━━━ DATA RECORDS
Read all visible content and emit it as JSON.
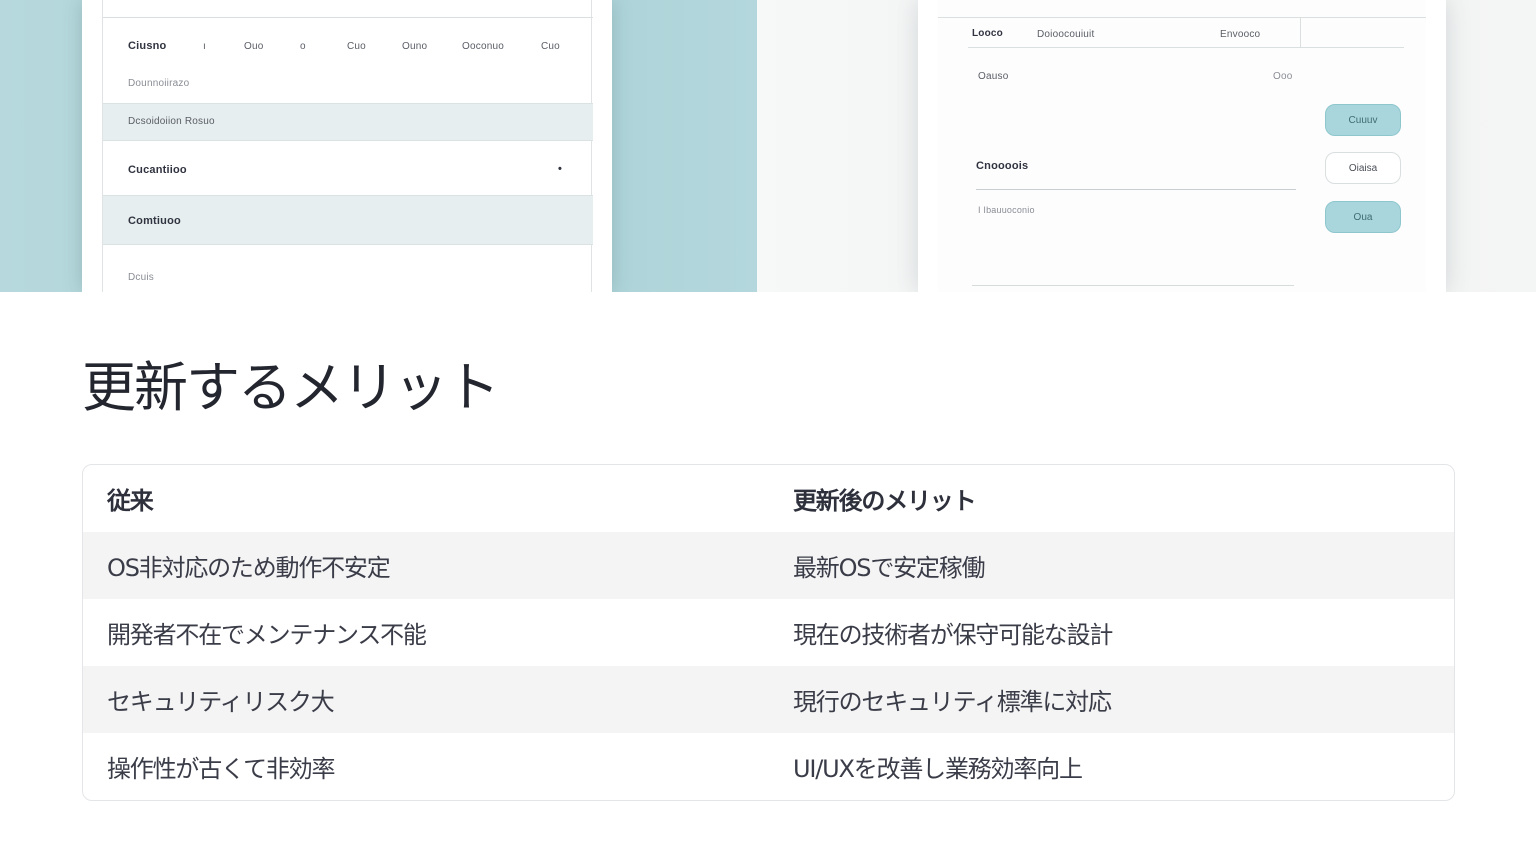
{
  "hero": {
    "left_panel": {
      "rows": [
        {
          "label": "Ciusno",
          "cols": [
            "ı",
            "Ouo",
            "o",
            "Cuo",
            "Ouno",
            "Ooconuo",
            "Cuo"
          ]
        },
        {
          "label": "Dounnoiirazo"
        },
        {
          "label": "Dcsoidoiion Rosuo"
        },
        {
          "label": "Cucantiioo",
          "marker": "•"
        },
        {
          "label": "Comtiuoo"
        },
        {
          "label": "Dcuis"
        }
      ]
    },
    "right_panel": {
      "header": [
        "Looco",
        "Doioocouiuit",
        "Envooco"
      ],
      "rows": [
        {
          "label": "Oauso",
          "value": "Ooo"
        },
        {
          "label": "Cnoooois"
        },
        {
          "label": "I Ibauuoconio"
        }
      ],
      "buttons": [
        "Cuuuv",
        "Oiaisa",
        "Oua"
      ]
    },
    "colors": {
      "teal": "#a9d2d7",
      "button_teal": "#a9d6dc"
    }
  },
  "title": "更新するメリット",
  "table": {
    "headers": [
      "従来",
      "更新後のメリット"
    ],
    "rows": [
      [
        "OS非対応のため動作不安定",
        "最新OSで安定稼働"
      ],
      [
        "開発者不在でメンテナンス不能",
        "現在の技術者が保守可能な設計"
      ],
      [
        "セキュリティリスク大",
        "現行のセキュリティ標準に対応"
      ],
      [
        "操作性が古くて非効率",
        "UI/UXを改善し業務効率向上"
      ]
    ]
  }
}
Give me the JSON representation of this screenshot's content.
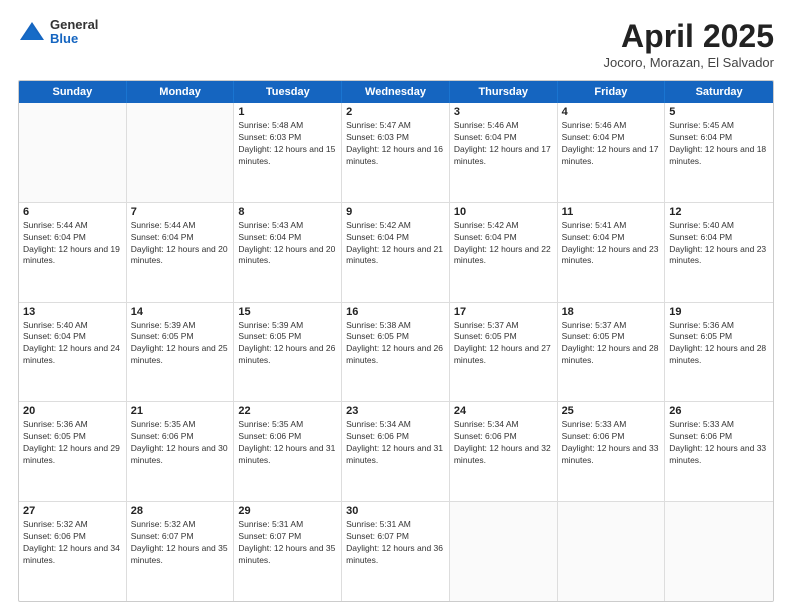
{
  "header": {
    "logo": {
      "general": "General",
      "blue": "Blue"
    },
    "title": "April 2025",
    "subtitle": "Jocoro, Morazan, El Salvador"
  },
  "days_of_week": [
    "Sunday",
    "Monday",
    "Tuesday",
    "Wednesday",
    "Thursday",
    "Friday",
    "Saturday"
  ],
  "weeks": [
    [
      {
        "day": "",
        "empty": true
      },
      {
        "day": "",
        "empty": true
      },
      {
        "day": "1",
        "sunrise": "Sunrise: 5:48 AM",
        "sunset": "Sunset: 6:03 PM",
        "daylight": "Daylight: 12 hours and 15 minutes."
      },
      {
        "day": "2",
        "sunrise": "Sunrise: 5:47 AM",
        "sunset": "Sunset: 6:03 PM",
        "daylight": "Daylight: 12 hours and 16 minutes."
      },
      {
        "day": "3",
        "sunrise": "Sunrise: 5:46 AM",
        "sunset": "Sunset: 6:04 PM",
        "daylight": "Daylight: 12 hours and 17 minutes."
      },
      {
        "day": "4",
        "sunrise": "Sunrise: 5:46 AM",
        "sunset": "Sunset: 6:04 PM",
        "daylight": "Daylight: 12 hours and 17 minutes."
      },
      {
        "day": "5",
        "sunrise": "Sunrise: 5:45 AM",
        "sunset": "Sunset: 6:04 PM",
        "daylight": "Daylight: 12 hours and 18 minutes."
      }
    ],
    [
      {
        "day": "6",
        "sunrise": "Sunrise: 5:44 AM",
        "sunset": "Sunset: 6:04 PM",
        "daylight": "Daylight: 12 hours and 19 minutes."
      },
      {
        "day": "7",
        "sunrise": "Sunrise: 5:44 AM",
        "sunset": "Sunset: 6:04 PM",
        "daylight": "Daylight: 12 hours and 20 minutes."
      },
      {
        "day": "8",
        "sunrise": "Sunrise: 5:43 AM",
        "sunset": "Sunset: 6:04 PM",
        "daylight": "Daylight: 12 hours and 20 minutes."
      },
      {
        "day": "9",
        "sunrise": "Sunrise: 5:42 AM",
        "sunset": "Sunset: 6:04 PM",
        "daylight": "Daylight: 12 hours and 21 minutes."
      },
      {
        "day": "10",
        "sunrise": "Sunrise: 5:42 AM",
        "sunset": "Sunset: 6:04 PM",
        "daylight": "Daylight: 12 hours and 22 minutes."
      },
      {
        "day": "11",
        "sunrise": "Sunrise: 5:41 AM",
        "sunset": "Sunset: 6:04 PM",
        "daylight": "Daylight: 12 hours and 23 minutes."
      },
      {
        "day": "12",
        "sunrise": "Sunrise: 5:40 AM",
        "sunset": "Sunset: 6:04 PM",
        "daylight": "Daylight: 12 hours and 23 minutes."
      }
    ],
    [
      {
        "day": "13",
        "sunrise": "Sunrise: 5:40 AM",
        "sunset": "Sunset: 6:04 PM",
        "daylight": "Daylight: 12 hours and 24 minutes."
      },
      {
        "day": "14",
        "sunrise": "Sunrise: 5:39 AM",
        "sunset": "Sunset: 6:05 PM",
        "daylight": "Daylight: 12 hours and 25 minutes."
      },
      {
        "day": "15",
        "sunrise": "Sunrise: 5:39 AM",
        "sunset": "Sunset: 6:05 PM",
        "daylight": "Daylight: 12 hours and 26 minutes."
      },
      {
        "day": "16",
        "sunrise": "Sunrise: 5:38 AM",
        "sunset": "Sunset: 6:05 PM",
        "daylight": "Daylight: 12 hours and 26 minutes."
      },
      {
        "day": "17",
        "sunrise": "Sunrise: 5:37 AM",
        "sunset": "Sunset: 6:05 PM",
        "daylight": "Daylight: 12 hours and 27 minutes."
      },
      {
        "day": "18",
        "sunrise": "Sunrise: 5:37 AM",
        "sunset": "Sunset: 6:05 PM",
        "daylight": "Daylight: 12 hours and 28 minutes."
      },
      {
        "day": "19",
        "sunrise": "Sunrise: 5:36 AM",
        "sunset": "Sunset: 6:05 PM",
        "daylight": "Daylight: 12 hours and 28 minutes."
      }
    ],
    [
      {
        "day": "20",
        "sunrise": "Sunrise: 5:36 AM",
        "sunset": "Sunset: 6:05 PM",
        "daylight": "Daylight: 12 hours and 29 minutes."
      },
      {
        "day": "21",
        "sunrise": "Sunrise: 5:35 AM",
        "sunset": "Sunset: 6:06 PM",
        "daylight": "Daylight: 12 hours and 30 minutes."
      },
      {
        "day": "22",
        "sunrise": "Sunrise: 5:35 AM",
        "sunset": "Sunset: 6:06 PM",
        "daylight": "Daylight: 12 hours and 31 minutes."
      },
      {
        "day": "23",
        "sunrise": "Sunrise: 5:34 AM",
        "sunset": "Sunset: 6:06 PM",
        "daylight": "Daylight: 12 hours and 31 minutes."
      },
      {
        "day": "24",
        "sunrise": "Sunrise: 5:34 AM",
        "sunset": "Sunset: 6:06 PM",
        "daylight": "Daylight: 12 hours and 32 minutes."
      },
      {
        "day": "25",
        "sunrise": "Sunrise: 5:33 AM",
        "sunset": "Sunset: 6:06 PM",
        "daylight": "Daylight: 12 hours and 33 minutes."
      },
      {
        "day": "26",
        "sunrise": "Sunrise: 5:33 AM",
        "sunset": "Sunset: 6:06 PM",
        "daylight": "Daylight: 12 hours and 33 minutes."
      }
    ],
    [
      {
        "day": "27",
        "sunrise": "Sunrise: 5:32 AM",
        "sunset": "Sunset: 6:06 PM",
        "daylight": "Daylight: 12 hours and 34 minutes."
      },
      {
        "day": "28",
        "sunrise": "Sunrise: 5:32 AM",
        "sunset": "Sunset: 6:07 PM",
        "daylight": "Daylight: 12 hours and 35 minutes."
      },
      {
        "day": "29",
        "sunrise": "Sunrise: 5:31 AM",
        "sunset": "Sunset: 6:07 PM",
        "daylight": "Daylight: 12 hours and 35 minutes."
      },
      {
        "day": "30",
        "sunrise": "Sunrise: 5:31 AM",
        "sunset": "Sunset: 6:07 PM",
        "daylight": "Daylight: 12 hours and 36 minutes."
      },
      {
        "day": "",
        "empty": true
      },
      {
        "day": "",
        "empty": true
      },
      {
        "day": "",
        "empty": true
      }
    ]
  ]
}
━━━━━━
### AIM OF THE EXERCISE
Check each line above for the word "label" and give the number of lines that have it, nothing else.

### RESULT OF THE EXERCISE
9